Hypertensive posterior reversible encephalopathy syndrome causing posterior fossa edema and hydrocephalus.
Posterior reversible encephalopathy syndrome (PRES) is a well characterized entity resulting from the inability of cerebral autoregulation to adequately protect the brain from uncontrolled hypertension. It primarily affects the occipital lobes, but can also involve the structures in the posterior fossa including the brainstem and cerebellum. Treatment usually consists of strict blood pressure control, but more aggressive management may be indicated with acutely worsening neurological status. We present a patient with hypertensive encephalopathy that resulted in hydrocephalus and brainstem compression necessitating surgical decompression requiring ventriculostomy and suboccipital craniectomy. In rare cases, PRES can present with severe brainstem compression requiring emergent posterior fossa decompression. When brainstem signs are present on exam, emergent posterior fossa decompression may be safer than ventriculostomy alone.

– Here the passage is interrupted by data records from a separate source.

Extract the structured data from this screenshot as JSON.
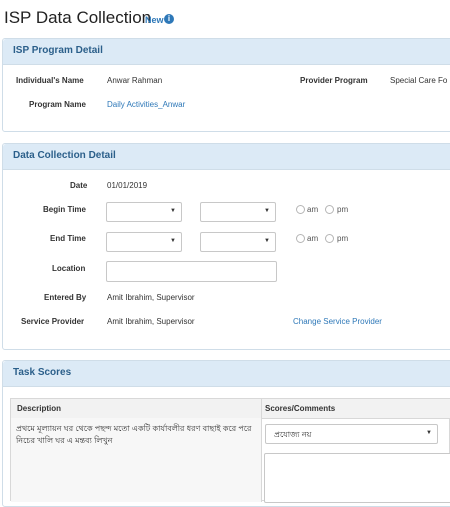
{
  "header": {
    "title": "ISP Data Collection",
    "badge": "New",
    "info_glyph": "i"
  },
  "program_detail": {
    "title": "ISP Program Detail",
    "individual_label": "Individual's Name",
    "individual_value": "Anwar Rahman",
    "provider_program_label": "Provider Program",
    "provider_program_value": "Special Care Fo",
    "program_name_label": "Program Name",
    "program_name_value": "Daily Activities_Anwar"
  },
  "data_collection": {
    "title": "Data Collection Detail",
    "date_label": "Date",
    "date_value": "01/01/2019",
    "begin_time_label": "Begin Time",
    "end_time_label": "End Time",
    "am_label": "am",
    "pm_label": "pm",
    "location_label": "Location",
    "location_value": "",
    "entered_by_label": "Entered By",
    "entered_by_value": "Amit Ibrahim, Supervisor",
    "service_provider_label": "Service Provider",
    "service_provider_value": "Amit Ibrahim, Supervisor",
    "change_provider_link": "Change Service Provider",
    "caret_glyph": "▼"
  },
  "task_scores": {
    "title": "Task Scores",
    "col_description": "Description",
    "col_scores": "Scores/Comments",
    "row_description": "প্রথমে মূল্যায়ন ঘর থেকে পছন্দ মতো একটি কার্যাবলীর ধরণ বাছাই করে পরে নিচের খালি ঘর এ মন্তব্য লিখুন",
    "score_select_value": "প্রযোজ্য নয়",
    "comment_value": ""
  }
}
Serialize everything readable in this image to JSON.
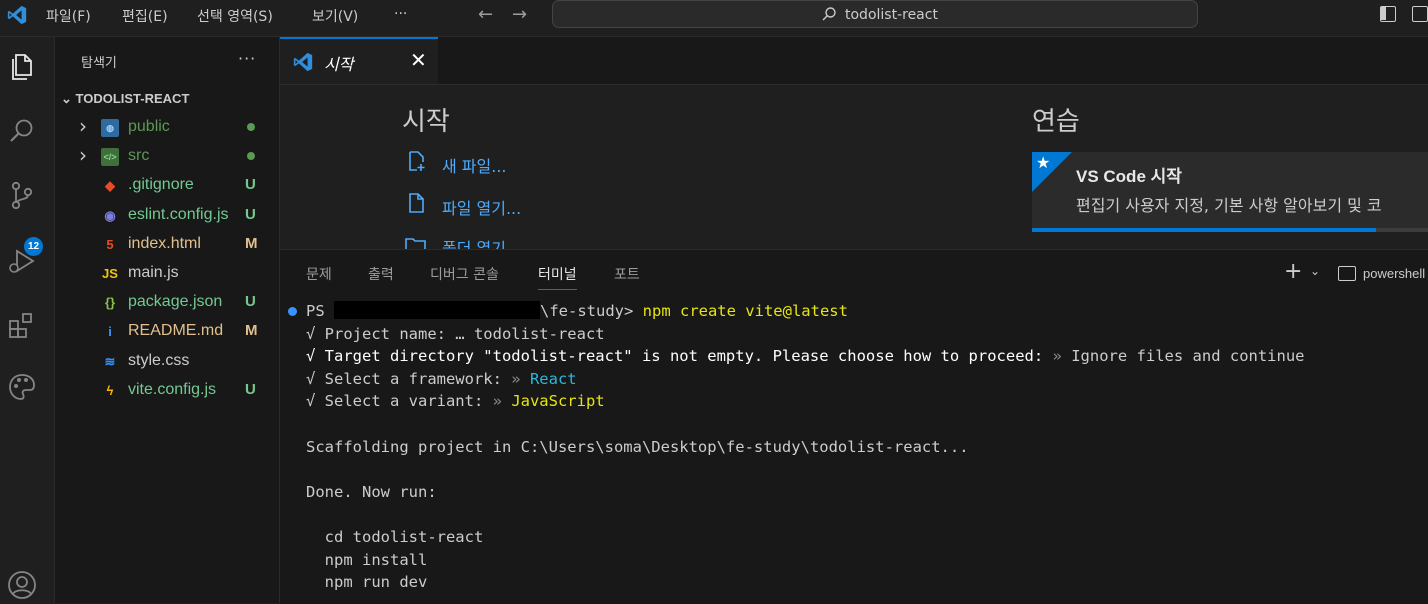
{
  "titlebar": {
    "menus": [
      "파일(F)",
      "편집(E)",
      "선택 영역(S)",
      "보기(V)",
      "···"
    ],
    "search_text": "todolist-react"
  },
  "activity": {
    "scm_badge": "12"
  },
  "sidebar": {
    "title": "탐색기",
    "more": "···",
    "root": "TODOLIST-REACT",
    "items": [
      {
        "name": "public",
        "type": "folder",
        "color": "#5a9a54",
        "status": "",
        "status_color": "#5a9a54",
        "icon_color": "#3794ff"
      },
      {
        "name": "src",
        "type": "folder",
        "color": "#5a9a54",
        "status": "",
        "status_color": "#5a9a54",
        "icon_color": "#5a9a54"
      },
      {
        "name": ".gitignore",
        "type": "file",
        "color": "#73c991",
        "status": "U",
        "status_color": "#73c991",
        "icon_color": "#e44d26"
      },
      {
        "name": "eslint.config.js",
        "type": "file",
        "color": "#73c991",
        "status": "U",
        "status_color": "#73c991",
        "icon_color": "#7b7fe0"
      },
      {
        "name": "index.html",
        "type": "file",
        "color": "#e2c08d",
        "status": "M",
        "status_color": "#e2c08d",
        "icon_color": "#e44d26"
      },
      {
        "name": "main.js",
        "type": "file",
        "color": "#cccccc",
        "status": "",
        "status_color": "#cccccc",
        "icon_color": "#f1c40f"
      },
      {
        "name": "package.json",
        "type": "file",
        "color": "#73c991",
        "status": "U",
        "status_color": "#73c991",
        "icon_color": "#8dc149"
      },
      {
        "name": "README.md",
        "type": "file",
        "color": "#e2c08d",
        "status": "M",
        "status_color": "#e2c08d",
        "icon_color": "#3794ff"
      },
      {
        "name": "style.css",
        "type": "file",
        "color": "#cccccc",
        "status": "",
        "status_color": "#cccccc",
        "icon_color": "#3794ff"
      },
      {
        "name": "vite.config.js",
        "type": "file",
        "color": "#73c991",
        "status": "U",
        "status_color": "#73c991",
        "icon_color": "#ffb300"
      }
    ]
  },
  "editor": {
    "tab_label": "시작",
    "tab_close": "✕",
    "welcome": {
      "start_heading": "시작",
      "links": [
        "새 파일...",
        "파일 열기...",
        "폴더 열기..."
      ],
      "walkthrough_heading": "연습",
      "card_title": "VS Code 시작",
      "card_desc": "편집기 사용자 지정, 기본 사항 알아보기 및 코",
      "card_progress": 0.82
    }
  },
  "panel": {
    "tabs": [
      "문제",
      "출력",
      "디버그 콘솔",
      "터미널",
      "포트"
    ],
    "active_tab": "터미널",
    "profile": "powershell",
    "terminal": {
      "prompt_prefix": "PS ",
      "prompt_suffix": "\\fe-study> ",
      "command": "npm create vite@latest",
      "line_project_name": "√ Project name: … todolist-react",
      "line_target_label": "√ Target directory \"todolist-react\" is not empty. Please choose how to proceed:",
      "line_target_arrow": " » ",
      "line_target_value": "Ignore files and continue",
      "line_framework_label": "√ Select a framework:",
      "line_framework_arrow": " » ",
      "line_framework_value": "React",
      "line_variant_label": "√ Select a variant:",
      "line_variant_arrow": " » ",
      "line_variant_value": "JavaScript",
      "line_scaffold": "Scaffolding project in C:\\Users\\soma\\Desktop\\fe-study\\todolist-react...",
      "line_done": "Done. Now run:",
      "line_cd": "  cd todolist-react",
      "line_install": "  npm install",
      "line_dev": "  npm run dev"
    }
  }
}
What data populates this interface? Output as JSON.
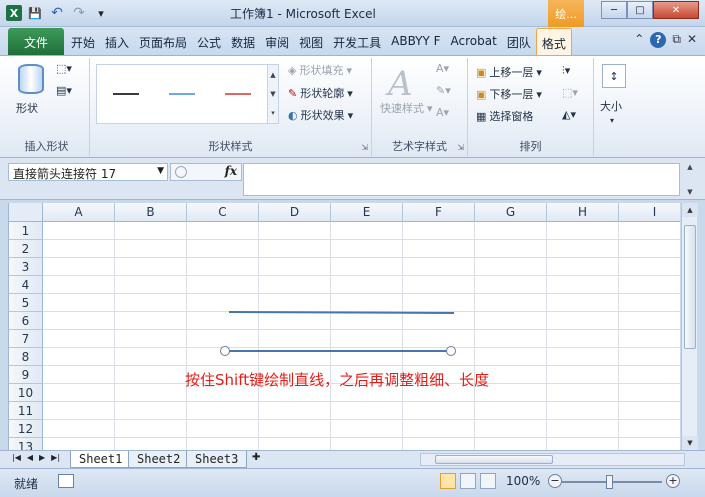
{
  "window": {
    "title": "工作簿1 - Microsoft Excel",
    "context_tab_title": "绘...",
    "buttons": {
      "minimize": "─",
      "maximize": "□",
      "close": "✕"
    }
  },
  "qat": {
    "logo": "X",
    "save": "💾",
    "undo": "↶",
    "redo": "↷",
    "more": "▾"
  },
  "ribbon_tabs": {
    "file": "文件",
    "tabs": [
      "开始",
      "插入",
      "页面布局",
      "公式",
      "数据",
      "审阅",
      "视图",
      "开发工具",
      "ABBYY F",
      "Acrobat",
      "团队",
      "格式"
    ],
    "active_index": 11
  },
  "ribbon": {
    "insert_shapes": {
      "shapes_label": "形状",
      "group_label": "插入形状"
    },
    "shape_styles": {
      "fill": "形状填充",
      "outline": "形状轮廓",
      "effects": "形状效果",
      "group_label": "形状样式",
      "gallery_colors": [
        "#3b3b3b",
        "#6fa8dc",
        "#e06666"
      ]
    },
    "wordart": {
      "quick_styles": "快速样式",
      "group_label": "艺术字样式"
    },
    "arrange": {
      "bring_forward": "上移一层",
      "send_backward": "下移一层",
      "selection_pane": "选择窗格",
      "group_label": "排列"
    },
    "size": {
      "label": "大小"
    }
  },
  "formula_bar": {
    "name_box": "直接箭头连接符 17",
    "fx": "fx",
    "formula": ""
  },
  "grid": {
    "columns": [
      "A",
      "B",
      "C",
      "D",
      "E",
      "F",
      "G",
      "H",
      "I"
    ],
    "rows": [
      "1",
      "2",
      "3",
      "4",
      "5",
      "6",
      "7",
      "8",
      "9",
      "10",
      "11",
      "12",
      "13"
    ],
    "annotation": "按住Shift键绘制直线，之后再调整粗细、长度",
    "line_color": "#4a74ad",
    "annotation_color": "#e0201a"
  },
  "sheets": {
    "tabs": [
      "Sheet1",
      "Sheet2",
      "Sheet3"
    ],
    "active_index": 0
  },
  "status": {
    "ready": "就绪",
    "zoom": "100%"
  }
}
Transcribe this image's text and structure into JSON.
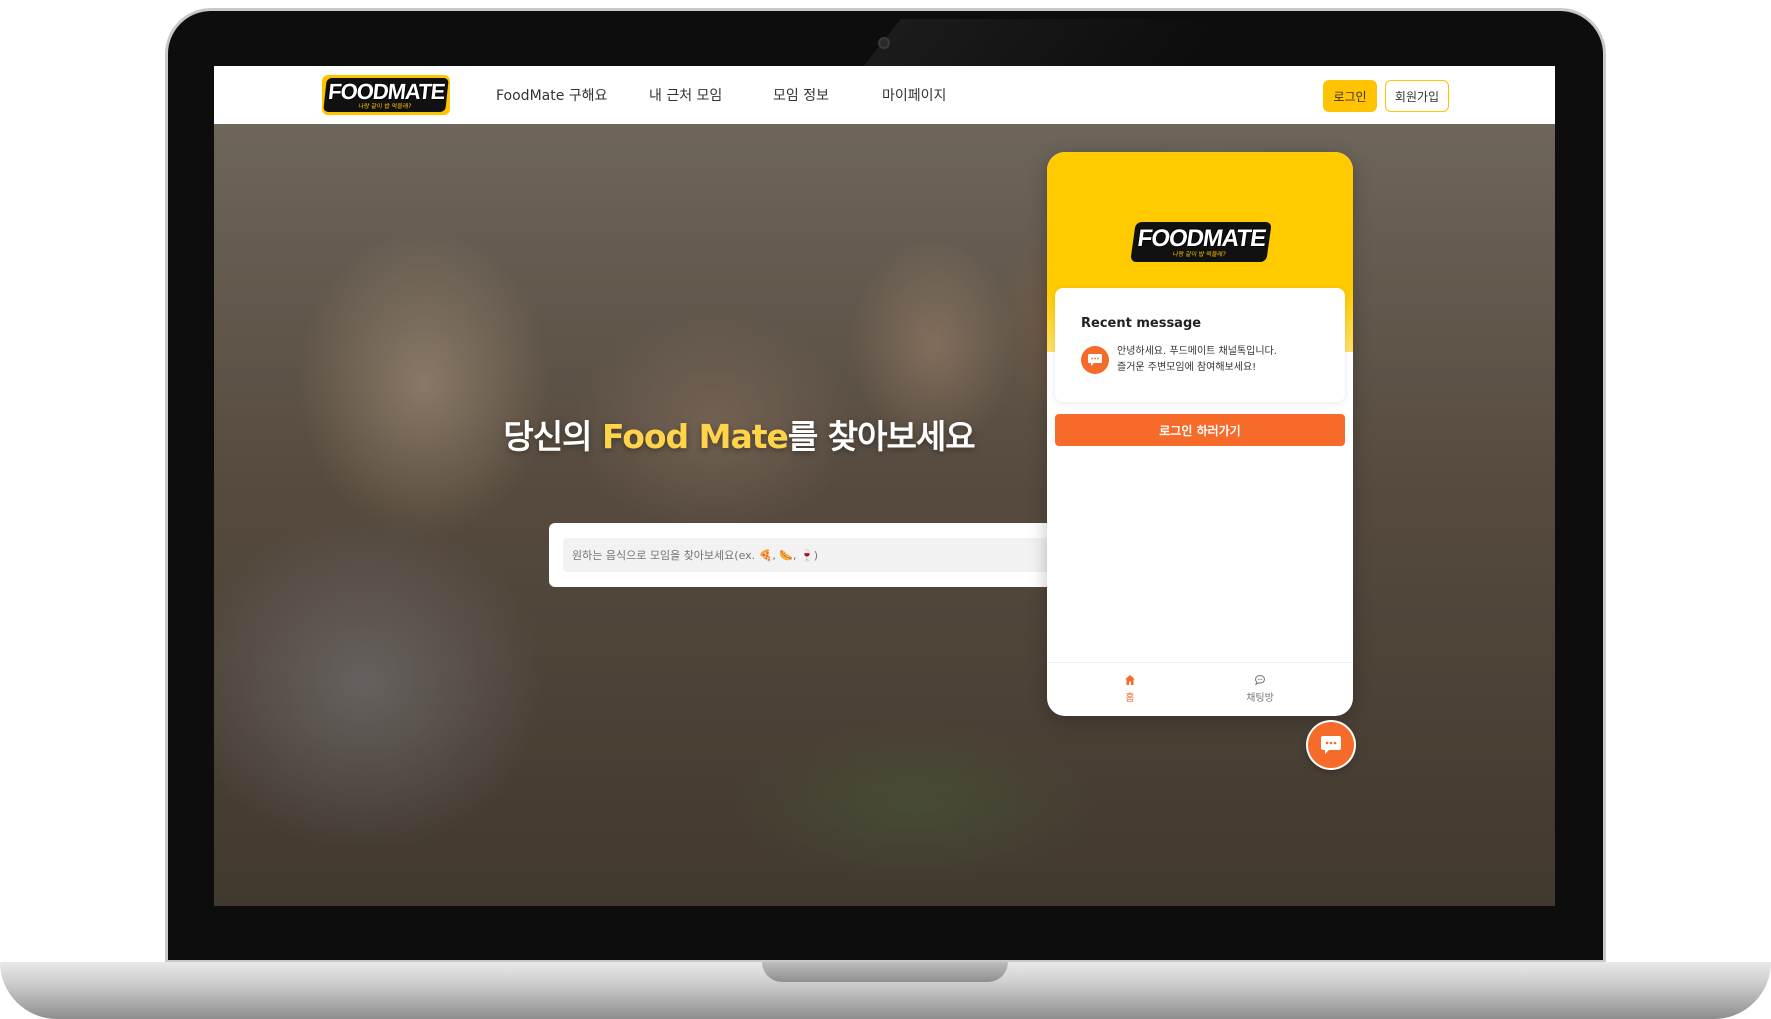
{
  "header": {
    "logo_text": "FOODMATE",
    "logo_tagline": "나랑 같이 밥 먹을래?",
    "nav": [
      {
        "label": "FoodMate 구해요"
      },
      {
        "label": "내 근처 모임"
      },
      {
        "label": "모임 정보"
      },
      {
        "label": "마이페이지"
      }
    ],
    "login_label": "로그인",
    "signup_label": "회원가입"
  },
  "hero": {
    "title_prefix": "당신의 ",
    "title_highlight": "Food Mate",
    "title_suffix": "를 찾아보세요",
    "search_placeholder": "원하는 음식으로 모임을 찾아보세요(ex. 🍕, 🌭, 🍷)"
  },
  "chat": {
    "logo_text": "FOODMATE",
    "logo_tagline": "나랑 같이 밥 먹을래?",
    "recent_title": "Recent message",
    "recent_line1": "안녕하세요. 푸드메이트 채널톡입니다.",
    "recent_line2": "즐거운 주변모임에 참여해보세요!",
    "login_button": "로그인 하러가기",
    "tabs": [
      {
        "label": "홈",
        "icon": "home-icon"
      },
      {
        "label": "채팅방",
        "icon": "chat-bubble-icon"
      }
    ]
  },
  "colors": {
    "brand_yellow": "#ffc300",
    "accent_orange": "#f66a2a",
    "highlight_text": "#ffd34a"
  }
}
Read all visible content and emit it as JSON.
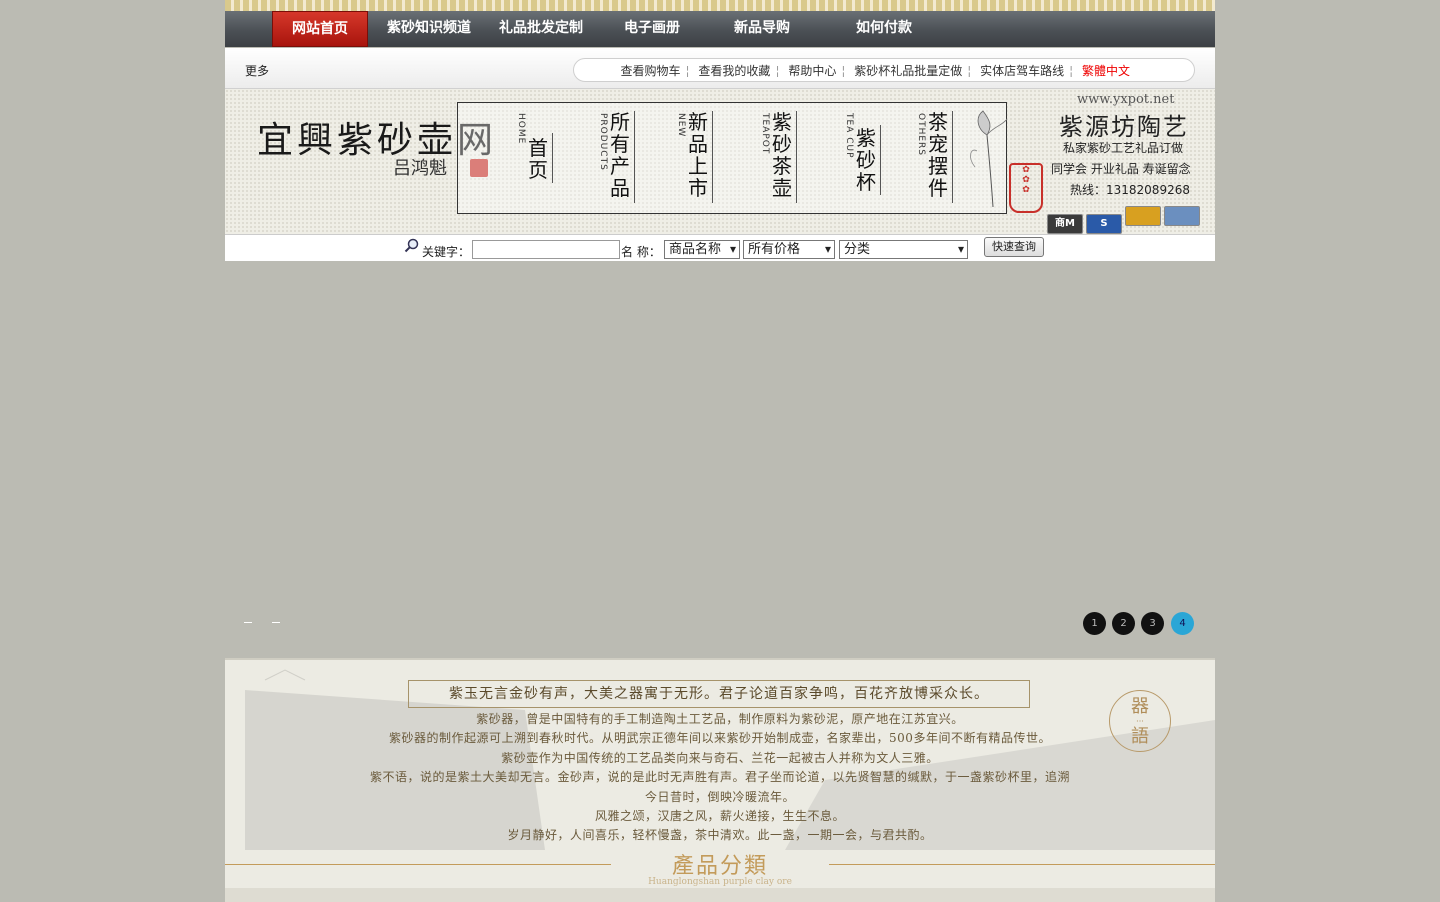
{
  "nav": {
    "items": [
      "网站首页",
      "紫砂知识频道",
      "礼品批发定制",
      "电子画册",
      "新品导购",
      "如何付款"
    ],
    "active_index": 0
  },
  "toolbar": {
    "more": "更多",
    "links": [
      "查看购物车",
      "查看我的收藏",
      "帮助中心",
      "紫砂杯礼品批量定做",
      "实体店驾车路线",
      "繁體中文"
    ]
  },
  "banner": {
    "logo_title": "宜興紫砂壶网",
    "logo_signature": "吕鸿魁",
    "menu": [
      {
        "zh": "首页",
        "en": "HOME"
      },
      {
        "zh": "所有产品",
        "en": "PRODUCTS"
      },
      {
        "zh": "新品上市",
        "en": "NEW"
      },
      {
        "zh": "紫砂茶壶",
        "en": "TEAPOT"
      },
      {
        "zh": "紫砂杯",
        "en": "TEA CUP"
      },
      {
        "zh": "茶宠摆件",
        "en": "OTHERS"
      }
    ],
    "shop_url": "www.yxpot.net",
    "shop_name": "紫源坊陶艺",
    "shop_line1": "私家紫砂工艺礼品订做",
    "shop_line2": "同学会  开业礼品 寿诞留念",
    "shop_line3": "热线：13182089268",
    "badges": [
      "商M",
      "S",
      "",
      ""
    ],
    "badge_colors": [
      "#3a3a3a",
      "#2a5aa8",
      "#d8a020",
      "#6b8fbf"
    ]
  },
  "search": {
    "keyword_label": "关键字：",
    "keyword_value": "",
    "name_label": "名 称：",
    "field_select": "商品名称",
    "price_select": "所有价格",
    "category_select": "分类",
    "button": "快速查询"
  },
  "slider": {
    "dots": [
      "1",
      "2",
      "3",
      "4"
    ],
    "active_dot": 3
  },
  "intro": {
    "headline": "紫玉无言金砂有声，大美之器寓于无形。君子论道百家争鸣，百花齐放博采众长。",
    "lines": [
      "紫砂器，曾是中国特有的手工制造陶土工艺品，制作原料为紫砂泥，原产地在江苏宜兴。",
      "紫砂器的制作起源可上溯到春秋时代。从明武宗正德年间以来紫砂开始制成壶，名家辈出，500多年间不断有精品传世。",
      "紫砂壶作为中国传统的工艺品类向来与奇石、兰花一起被古人并称为文人三雅。",
      "紫不语，说的是紫土大美却无言。金砂声，说的是此时无声胜有声。君子坐而论道，以先贤智慧的缄默，于一盏紫砂杯里，追溯",
      "今日昔时，倒映冷暖流年。",
      "风雅之颂，汉唐之风，薪火递接，生生不息。",
      "岁月静好，人间喜乐，轻杯慢盏，茶中清欢。此一盏，一期一会，与君共酌。"
    ],
    "seal_top": "器",
    "seal_bottom": "語",
    "category_title": "產品分類",
    "category_sub": "Huanglongshan purple clay ore"
  }
}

Published In/Presented At
Grossbach, A. J., Abel, T. J., Hodis, B., Wassef, S. N., & Greenlee, J. D. (2014). Hypertensive posterior reversible encephalopathy syndrome causing posterior fossa edema and hydrocephalus. Journal of clinical neuroscience : official journal of the Neurosurgical Society of Australasia, 21(2), 207–211. https://doi.org/10.1016/j.jocn.2013.07.005
Diagnosis | Medicine and Health Sciences | Other Analytical, Diagnostic and Therapeutic Techniques and Equipment | Radiology
Department of Radiology and Diagnostic Medical Imaging